-- INFORMATION SUPPLIED follows --
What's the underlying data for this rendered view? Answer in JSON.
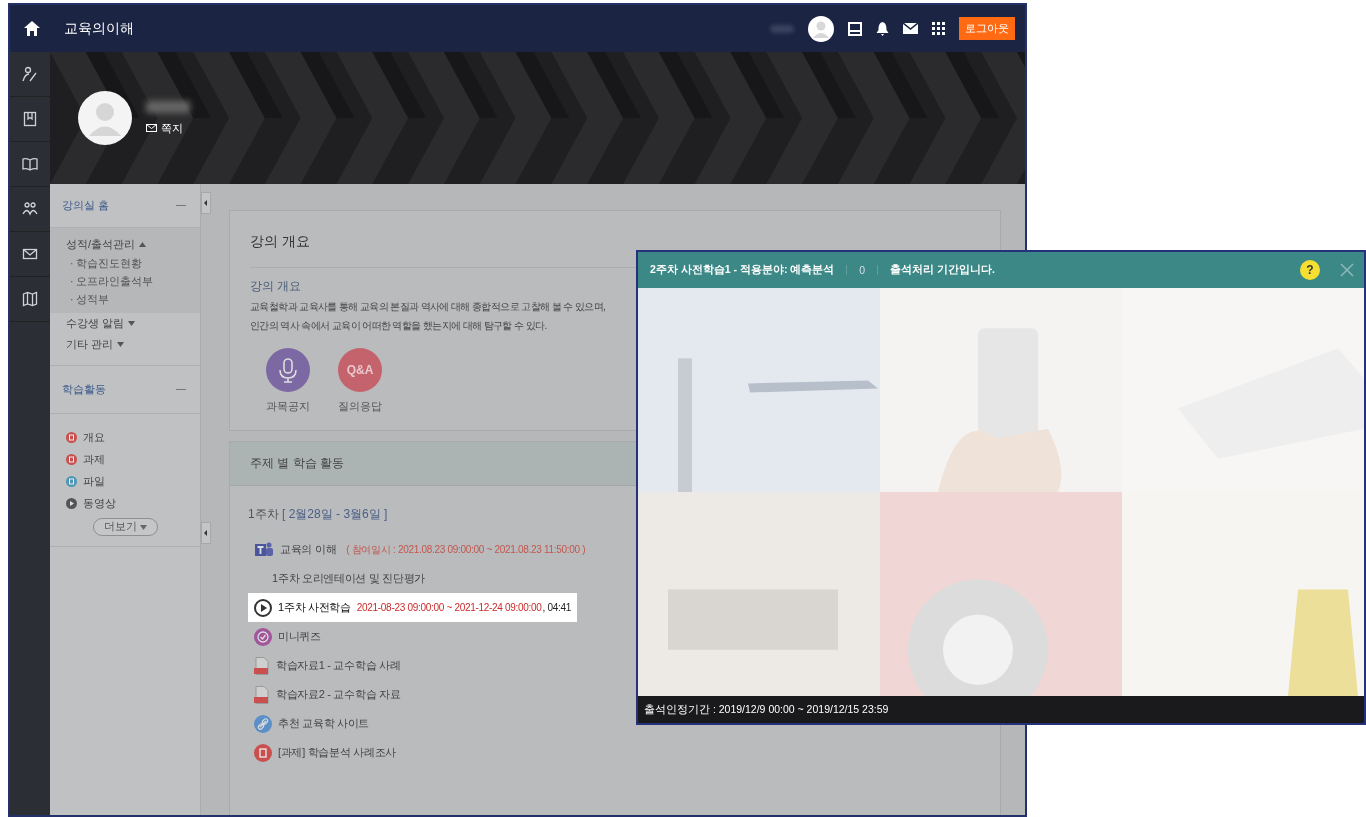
{
  "top_bar": {
    "title": "교육의이해",
    "logout_button": "로그아웃"
  },
  "profile": {
    "message_link": "쪽지"
  },
  "sidebar": {
    "sections": [
      {
        "title": "강의실 홈",
        "items": [
          {
            "label": "성적/출석관리",
            "expanded": true,
            "children": [
              {
                "label": "· 학습진도현황"
              },
              {
                "label": "· 오프라인출석부"
              },
              {
                "label": "· 성적부"
              }
            ]
          },
          {
            "label": "수강생 알림",
            "expanded": false
          },
          {
            "label": "기타 관리",
            "expanded": false
          }
        ]
      },
      {
        "title": "학습활동",
        "activities": [
          {
            "kind": "overview",
            "label": "개요"
          },
          {
            "kind": "assignment",
            "label": "과제"
          },
          {
            "kind": "file",
            "label": "파일"
          },
          {
            "kind": "video",
            "label": "동영상"
          }
        ],
        "more_button": "더보기"
      }
    ]
  },
  "course_overview": {
    "title": "강의 개요",
    "subtitle": "강의 개요",
    "description": [
      "교육철학과 교육사를 통해 교육의 본질과 역사에 대해 종합적으로 고찰해 볼 수 있으며,",
      "인간의 역사 속에서 교육이 어떠한 역할을 했는지에 대해 탐구할 수 있다."
    ],
    "shortcuts": [
      {
        "kind": "notice",
        "label": "과목공지"
      },
      {
        "kind": "qna",
        "icon_text": "Q&A",
        "label": "질의응답"
      }
    ]
  },
  "weekly_activities": {
    "title": "주제 별 학습 활동",
    "weeks": [
      {
        "label": "1주차",
        "dates": "[ 2월28일 - 3월6일 ]",
        "items": [
          {
            "kind": "teams",
            "title": "교육의 이해",
            "period": "( 참여일시 : 2021.08.23 09:00:00 ~ 2021.08.23 11:50:00 )",
            "selected": false
          },
          {
            "kind": "text",
            "title": "1주차 오리엔테이션 및 진단평가",
            "selected": false
          },
          {
            "kind": "video",
            "title": "1주차 사전학습",
            "period": "2021-08-23 09:00:00 ~ 2021-12-24 09:00:00",
            "duration": ", 04:41",
            "selected": true
          },
          {
            "kind": "quiz",
            "title": "미니퀴즈",
            "selected": false
          },
          {
            "kind": "pdf",
            "title": "학습자료1 - 교수학습 사례",
            "selected": false
          },
          {
            "kind": "pdf",
            "title": "학습자료2 - 교수학습 자료",
            "selected": false
          },
          {
            "kind": "link",
            "title": "추천 교육학 사이트",
            "selected": false
          },
          {
            "kind": "assignment",
            "title": "[과제] 학습분석 사례조사",
            "selected": false
          }
        ]
      }
    ]
  },
  "video_popup": {
    "title": "2주차 사전학습1 - 적용분야: 예측분석",
    "count": "0",
    "status": "출석처리 기간입니다.",
    "help_button": "?",
    "footer": "출석인정기간 : 2019/12/9 00:00 ~ 2019/12/15 23:59"
  }
}
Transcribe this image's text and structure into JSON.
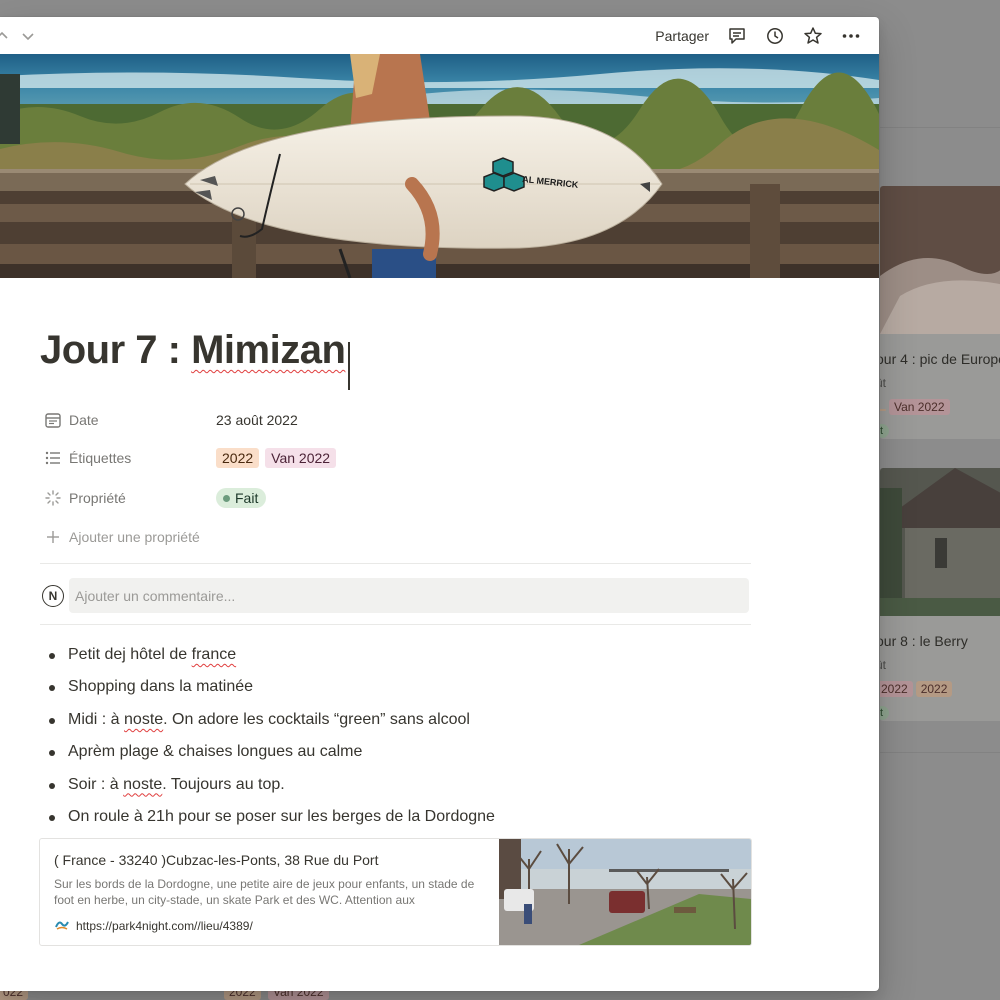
{
  "topbar": {
    "share_label": "Partager"
  },
  "page": {
    "title_prefix": "Jour 7 : ",
    "title_word": "Mimizan"
  },
  "properties": {
    "date": {
      "label": "Date",
      "value": "23 août 2022"
    },
    "tags": {
      "label": "Étiquettes",
      "items": [
        "2022",
        "Van 2022"
      ]
    },
    "status": {
      "label": "Propriété",
      "value": "Fait"
    },
    "add_label": "Ajouter une propriété"
  },
  "comment": {
    "avatar_letter": "N",
    "placeholder": "Ajouter un commentaire..."
  },
  "bullets": {
    "b1": {
      "pre": "Petit dej hôtel de ",
      "misspelled": "france",
      "post": ""
    },
    "b2": {
      "text": "Shopping dans la matinée"
    },
    "b3": {
      "pre": "Midi : à ",
      "misspelled": "noste",
      "post": ". On adore les cocktails “green” sans alcool"
    },
    "b4": {
      "text": "Aprèm plage & chaises longues au calme"
    },
    "b5": {
      "pre": "Soir : à ",
      "misspelled": "noste",
      "post": ". Toujours au top."
    },
    "b6": {
      "text": "On roule à 21h pour se poser sur les berges de la Dordogne"
    }
  },
  "bookmark": {
    "title": "( France - 33240 )Cubzac-les-Ponts, 38 Rue du Port",
    "description": "Sur les bords de la Dordogne, une petite aire de jeux pour enfants, un stade de foot en herbe, un city-stade, un skate Park et des WC. Attention aux",
    "url": "https://park4night.com//lieu/4389/"
  },
  "background_cards": {
    "card1": {
      "title": "our 4 : pic de Europe",
      "date": "ût",
      "tags": [
        "",
        "Van 2022"
      ],
      "status": "t"
    },
    "card2": {
      "title": "our 8 : le Berry",
      "date": "ût",
      "tags": [
        "2022",
        "2022"
      ],
      "status": "t"
    },
    "bottom_tags": [
      "022",
      "2022",
      "Van 2022"
    ]
  },
  "colors": {
    "tag_orange": "#fadec9",
    "tag_pink": "#f5e0e9",
    "status_green": "#dbeddb",
    "text": "#37352f",
    "muted": "#787774"
  }
}
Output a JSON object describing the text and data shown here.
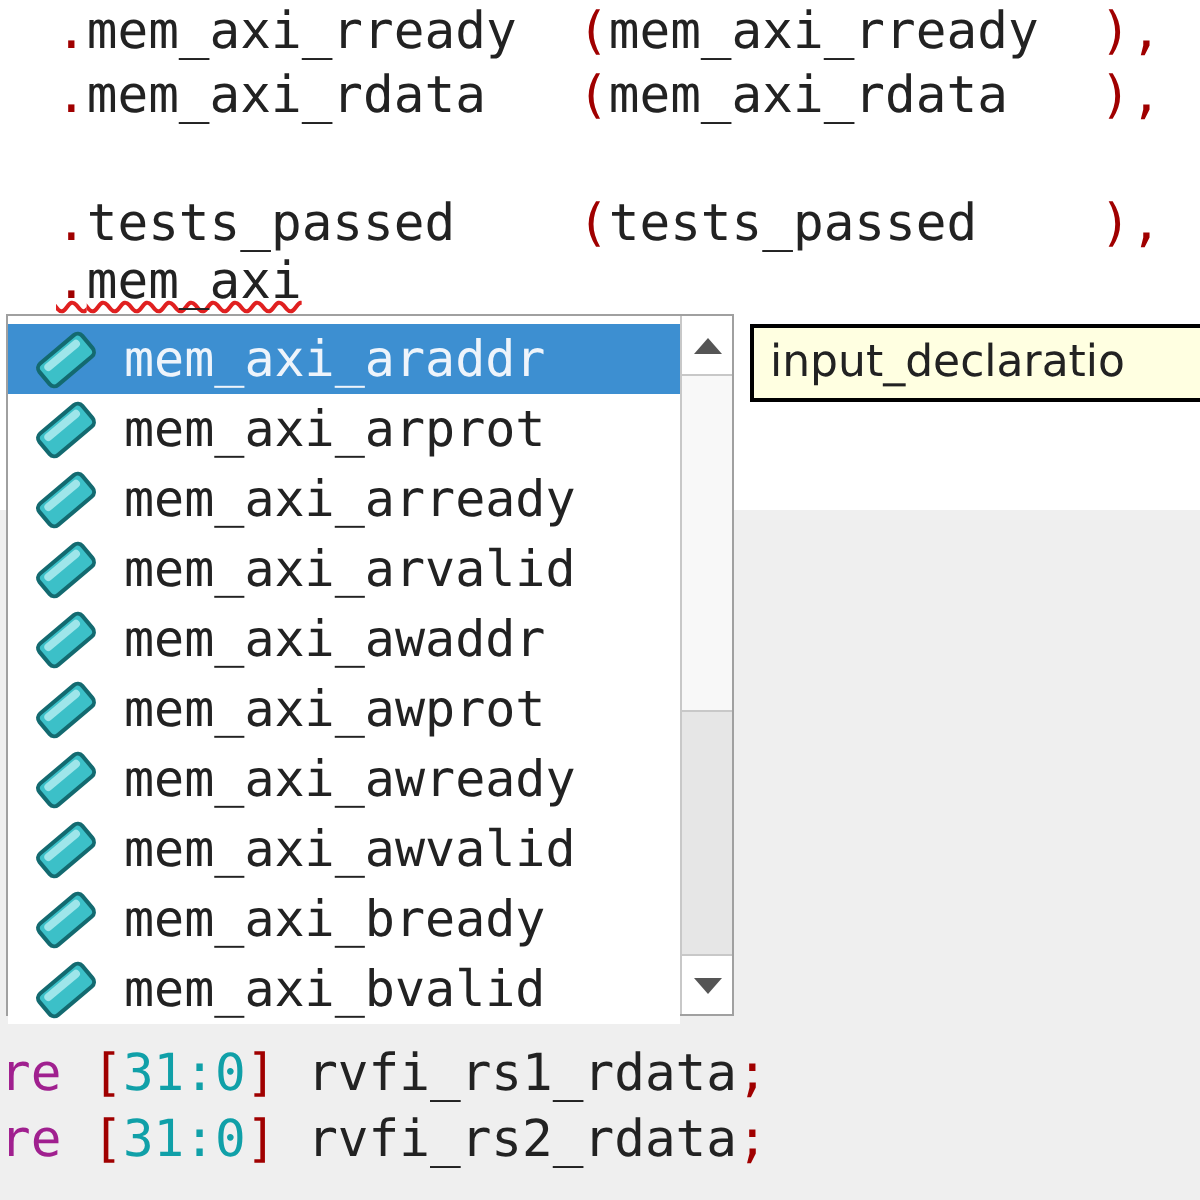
{
  "editor": {
    "blocks": [
      [
        {
          "segments": [
            {
              "kind": "punct",
              "text": "."
            },
            {
              "kind": "plain",
              "text": "mem_axi_rready  "
            },
            {
              "kind": "punct",
              "text": "("
            },
            {
              "kind": "plain",
              "text": "mem_axi_rready  "
            },
            {
              "kind": "punct",
              "text": "),"
            }
          ]
        },
        {
          "segments": [
            {
              "kind": "punct",
              "text": "."
            },
            {
              "kind": "plain",
              "text": "mem_axi_rdata   "
            },
            {
              "kind": "punct",
              "text": "("
            },
            {
              "kind": "plain",
              "text": "mem_axi_rdata   "
            },
            {
              "kind": "punct",
              "text": "),"
            }
          ]
        }
      ],
      [
        {
          "segments": [
            {
              "kind": "punct",
              "text": "."
            },
            {
              "kind": "plain",
              "text": "tests_passed    "
            },
            {
              "kind": "punct",
              "text": "("
            },
            {
              "kind": "plain",
              "text": "tests_passed    "
            },
            {
              "kind": "punct",
              "text": "),"
            }
          ]
        },
        {
          "misspelled": true,
          "segments": [
            {
              "kind": "punct",
              "text": "."
            },
            {
              "kind": "plain",
              "text": "mem_axi"
            }
          ]
        }
      ]
    ],
    "lower_lines": [
      {
        "segments": [
          {
            "kind": "keyword",
            "text": "re"
          },
          {
            "kind": "punct",
            "text": " ["
          },
          {
            "kind": "number",
            "text": "31:0"
          },
          {
            "kind": "punct",
            "text": "]"
          },
          {
            "kind": "plain",
            "text": " rvfi_rs1_rdata"
          },
          {
            "kind": "punct",
            "text": ";"
          }
        ]
      },
      {
        "segments": [
          {
            "kind": "keyword",
            "text": "re"
          },
          {
            "kind": "punct",
            "text": " ["
          },
          {
            "kind": "number",
            "text": "31:0"
          },
          {
            "kind": "punct",
            "text": "]"
          },
          {
            "kind": "plain",
            "text": " rvfi_rs2_rdata"
          },
          {
            "kind": "punct",
            "text": ";"
          }
        ]
      }
    ]
  },
  "autocomplete": {
    "items": [
      {
        "label": "mem_axi_araddr",
        "selected": true
      },
      {
        "label": "mem_axi_arprot",
        "selected": false
      },
      {
        "label": "mem_axi_arready",
        "selected": false
      },
      {
        "label": "mem_axi_arvalid",
        "selected": false
      },
      {
        "label": "mem_axi_awaddr",
        "selected": false
      },
      {
        "label": "mem_axi_awprot",
        "selected": false
      },
      {
        "label": "mem_axi_awready",
        "selected": false
      },
      {
        "label": "mem_axi_awvalid",
        "selected": false
      },
      {
        "label": "mem_axi_bready",
        "selected": false
      },
      {
        "label": "mem_axi_bvalid",
        "selected": false
      }
    ]
  },
  "tooltip": {
    "text": "input_declaratio"
  }
}
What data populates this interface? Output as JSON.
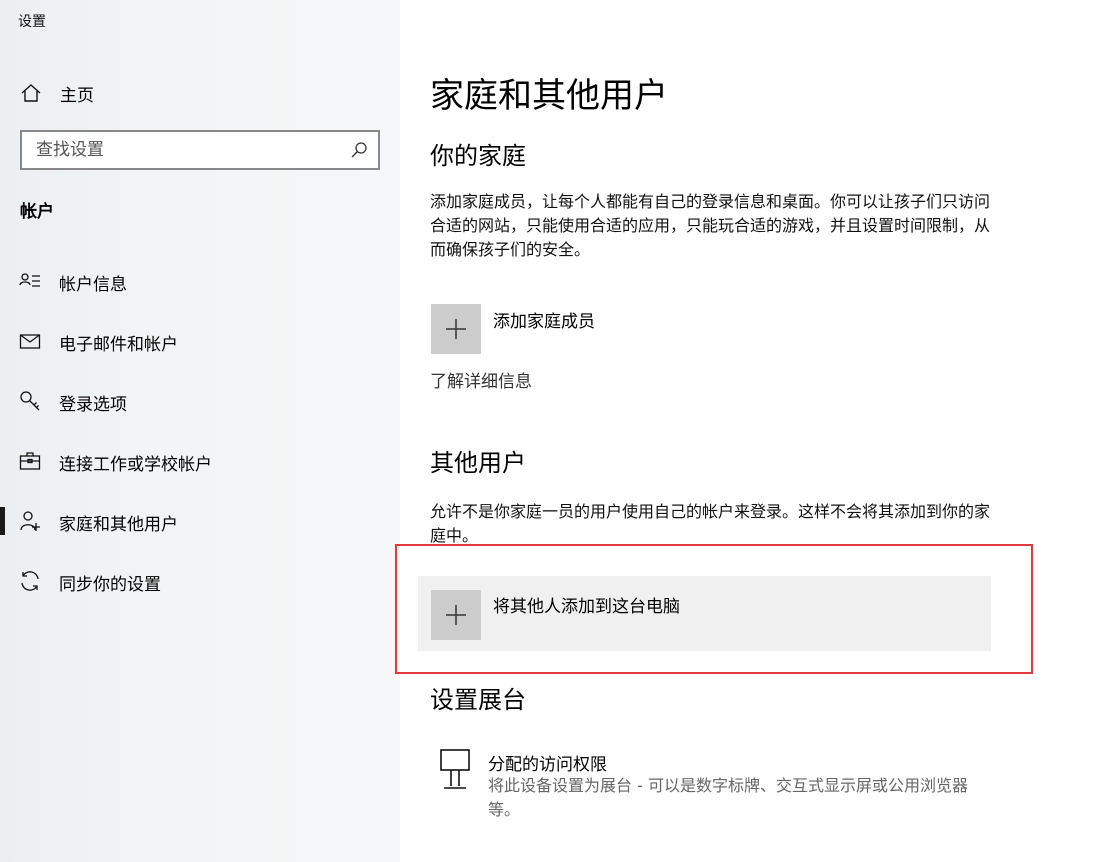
{
  "app": {
    "title": "设置"
  },
  "sidebar": {
    "home_label": "主页",
    "search_placeholder": "查找设置",
    "section_label": "帐户",
    "items": [
      {
        "label": "帐户信息",
        "icon": "account-info-icon"
      },
      {
        "label": "电子邮件和帐户",
        "icon": "mail-icon"
      },
      {
        "label": "登录选项",
        "icon": "key-icon"
      },
      {
        "label": "连接工作或学校帐户",
        "icon": "briefcase-icon"
      },
      {
        "label": "家庭和其他用户",
        "icon": "person-add-icon",
        "active": true
      },
      {
        "label": "同步你的设置",
        "icon": "sync-icon"
      }
    ]
  },
  "main": {
    "title": "家庭和其他用户",
    "family": {
      "heading": "你的家庭",
      "description": "添加家庭成员，让每个人都能有自己的登录信息和桌面。你可以让孩子们只访问合适的网站，只能使用合适的应用，只能玩合适的游戏，并且设置时间限制，从而确保孩子们的安全。",
      "add_label": "添加家庭成员",
      "learn_more": "了解详细信息"
    },
    "other": {
      "heading": "其他用户",
      "description": "允许不是你家庭一员的用户使用自己的帐户来登录。这样不会将其添加到你的家庭中。",
      "add_label": "将其他人添加到这台电脑"
    },
    "kiosk": {
      "heading": "设置展台",
      "title": "分配的访问权限",
      "description": "将此设备设置为展台 - 可以是数字标牌、交互式显示屏或公用浏览器等。"
    }
  },
  "colors": {
    "highlight": "#e0393e",
    "tile": "#cccccc",
    "row_bg": "#f0f0f0"
  }
}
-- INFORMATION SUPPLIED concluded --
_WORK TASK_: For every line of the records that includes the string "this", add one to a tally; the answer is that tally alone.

_REPLY TO THE EXERCISE_: 3